Thought for the Day: Faced with the fact of the Internet and the looming reality that soon every human could be connected to each other, old-school business models look more like atom bombs than power stations. You need to think about what changes you are going to make before the whole thing goes critical!
One way to measure the speed of the growth of the Internet is to track the number of devices connected to the network. In 1984, there were 1,000 such devices. We hit 1,000,000 in 1992, blew through 600 million in 2006, and reached 1 BILLION last year. After more than twenty years, growth is still nearly exponential.

Now, Metcalfe’s Law about the value of networks says that the number of possible connections between devices is proportional to the square of the number of connected users. For the really geekie types: The number of nodes n = n(n − 1)/2.

Let me do the math for you - for 1 billion devices the result is about 4.9 x 10^17 – or a little greater than the life of the Universe in seconds. That's a pretty big number. Actually it's a seriously large number ... think of the number of stars in 10 million Milky Ways. And don't sweat the numbers - I don't mind being out by a couple hundred million when we talking these orders of magnitude.

Tuesday, January 13, 2009

Why is the Internet so diffferent?

Well, I'm finally back from a month's vacation - visiting home (Australia) for Christmas with the family and friends. Someone has got to offer me a job down there soon so I can get home for good!

But it wasn't all beer and skittles, as I've been asked to contribute some chapters to the forthcoming American Chamber of Commerce in Japan (ACCJ) White Paper on the Internet Economy. It's targeted at Japanese regulators, a notoriously difficult group of stakeholders. I've spent a lot of time trying to develop an easy-to-understand view of the current state of play and future challenges for that audience.

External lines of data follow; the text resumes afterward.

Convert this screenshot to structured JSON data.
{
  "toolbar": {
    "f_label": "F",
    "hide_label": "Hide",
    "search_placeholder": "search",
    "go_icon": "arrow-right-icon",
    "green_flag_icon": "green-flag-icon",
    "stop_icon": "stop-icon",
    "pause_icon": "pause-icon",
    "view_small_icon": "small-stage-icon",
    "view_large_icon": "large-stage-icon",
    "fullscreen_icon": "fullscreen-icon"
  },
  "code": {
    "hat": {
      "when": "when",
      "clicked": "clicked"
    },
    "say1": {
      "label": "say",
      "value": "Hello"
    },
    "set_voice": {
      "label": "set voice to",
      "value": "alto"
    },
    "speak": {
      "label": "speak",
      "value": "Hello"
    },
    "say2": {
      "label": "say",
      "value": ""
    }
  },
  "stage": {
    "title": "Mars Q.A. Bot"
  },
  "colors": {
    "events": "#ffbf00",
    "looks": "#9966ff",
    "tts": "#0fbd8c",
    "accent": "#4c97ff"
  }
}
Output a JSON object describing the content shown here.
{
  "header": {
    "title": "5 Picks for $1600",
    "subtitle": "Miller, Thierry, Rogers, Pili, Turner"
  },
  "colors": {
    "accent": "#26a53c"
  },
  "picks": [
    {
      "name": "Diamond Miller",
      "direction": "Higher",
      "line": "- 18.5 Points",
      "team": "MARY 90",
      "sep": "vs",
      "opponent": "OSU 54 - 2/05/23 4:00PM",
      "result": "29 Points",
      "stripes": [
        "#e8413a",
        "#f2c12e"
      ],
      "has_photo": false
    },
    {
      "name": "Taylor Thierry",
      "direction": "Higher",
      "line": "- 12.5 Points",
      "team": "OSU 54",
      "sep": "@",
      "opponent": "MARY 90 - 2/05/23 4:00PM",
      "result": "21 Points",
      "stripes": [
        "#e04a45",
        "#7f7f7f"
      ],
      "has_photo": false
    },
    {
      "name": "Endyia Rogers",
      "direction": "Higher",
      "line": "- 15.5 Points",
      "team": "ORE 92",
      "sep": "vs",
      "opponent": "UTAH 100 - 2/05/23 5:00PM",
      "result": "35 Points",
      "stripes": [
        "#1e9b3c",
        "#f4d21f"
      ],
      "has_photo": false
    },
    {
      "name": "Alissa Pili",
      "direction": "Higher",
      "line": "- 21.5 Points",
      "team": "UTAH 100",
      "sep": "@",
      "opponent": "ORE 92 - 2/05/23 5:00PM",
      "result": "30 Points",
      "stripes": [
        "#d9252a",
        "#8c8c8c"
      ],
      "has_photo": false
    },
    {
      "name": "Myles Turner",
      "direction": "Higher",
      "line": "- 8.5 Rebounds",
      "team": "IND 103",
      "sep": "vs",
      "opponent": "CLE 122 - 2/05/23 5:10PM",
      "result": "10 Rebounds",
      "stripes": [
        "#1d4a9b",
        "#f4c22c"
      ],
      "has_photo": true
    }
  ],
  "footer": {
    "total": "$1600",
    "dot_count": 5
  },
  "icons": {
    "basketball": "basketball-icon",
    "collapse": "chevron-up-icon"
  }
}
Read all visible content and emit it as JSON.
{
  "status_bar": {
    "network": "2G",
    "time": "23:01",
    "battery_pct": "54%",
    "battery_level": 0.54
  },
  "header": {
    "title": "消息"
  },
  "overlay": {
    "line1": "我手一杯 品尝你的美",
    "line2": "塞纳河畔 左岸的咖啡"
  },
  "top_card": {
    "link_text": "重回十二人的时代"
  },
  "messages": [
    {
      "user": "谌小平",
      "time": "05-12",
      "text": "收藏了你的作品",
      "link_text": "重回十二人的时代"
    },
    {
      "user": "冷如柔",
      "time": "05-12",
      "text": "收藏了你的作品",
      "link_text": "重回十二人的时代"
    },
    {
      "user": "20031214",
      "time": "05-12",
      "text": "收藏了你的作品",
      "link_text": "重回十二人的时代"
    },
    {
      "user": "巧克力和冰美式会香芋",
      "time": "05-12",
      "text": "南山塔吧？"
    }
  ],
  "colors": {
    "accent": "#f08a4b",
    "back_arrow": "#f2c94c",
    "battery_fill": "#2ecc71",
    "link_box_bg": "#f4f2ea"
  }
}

But the biggest challenge has been trying to get people to understand that the Internet is fundamentally a different environment to anything we've experienced before. Here are 10 reasons why:

1. The physical economy is governed by supply and demand, or the economics of scarcity. The Internet works on abundance - the value of content grows with use.
2. In the digital economy, value (price) depends on the amount of embedded information (knowledge) rather than the value of the components (and brand premium).
3. Online, context determines value so identical knowledge can have different value to different people.
4. Because pricing is transparent on the Internet, competitiveness comes from relationship rather than price.
5. The barriers of time and location are essentially removed. The Internet offers global reach, instant response, flexibility, and 24/7 access.
6. Access to information and human capital drives value in the Internet Economy. Access to resources and financial capital drive the physical economy.
7. Success comes from resource aggregation and hierarchy in the physical economy, while knowledge distribution and heterarchy[1] feature in the Internet Economy.
[1] Heterarchy: (math, linguistics) a formal structure, usually represented by a diagram of connected nodes, without any single, permanent, uppermost node. [Collins English Dictionary]
8. Open access to information is fundamental to knowledge flows in the Internet Economy. Restricted access to information often increases value in the physical economy.
9. Physical economy processes are optimized for simplicity, but value-added knowledge transfer and interaction (success) leads to complexity in the Internet Economy.
10. Distribution costs rise with distance and number of nodes in the physical economy, but essentially fall in the Internet Economy.

Thought for the Day: The Internet is fundamentally different to the physical economy. If you're trying to adapt an existing business model to the Internet - or worse, adapt the Internet to your old business model - you're going to fail.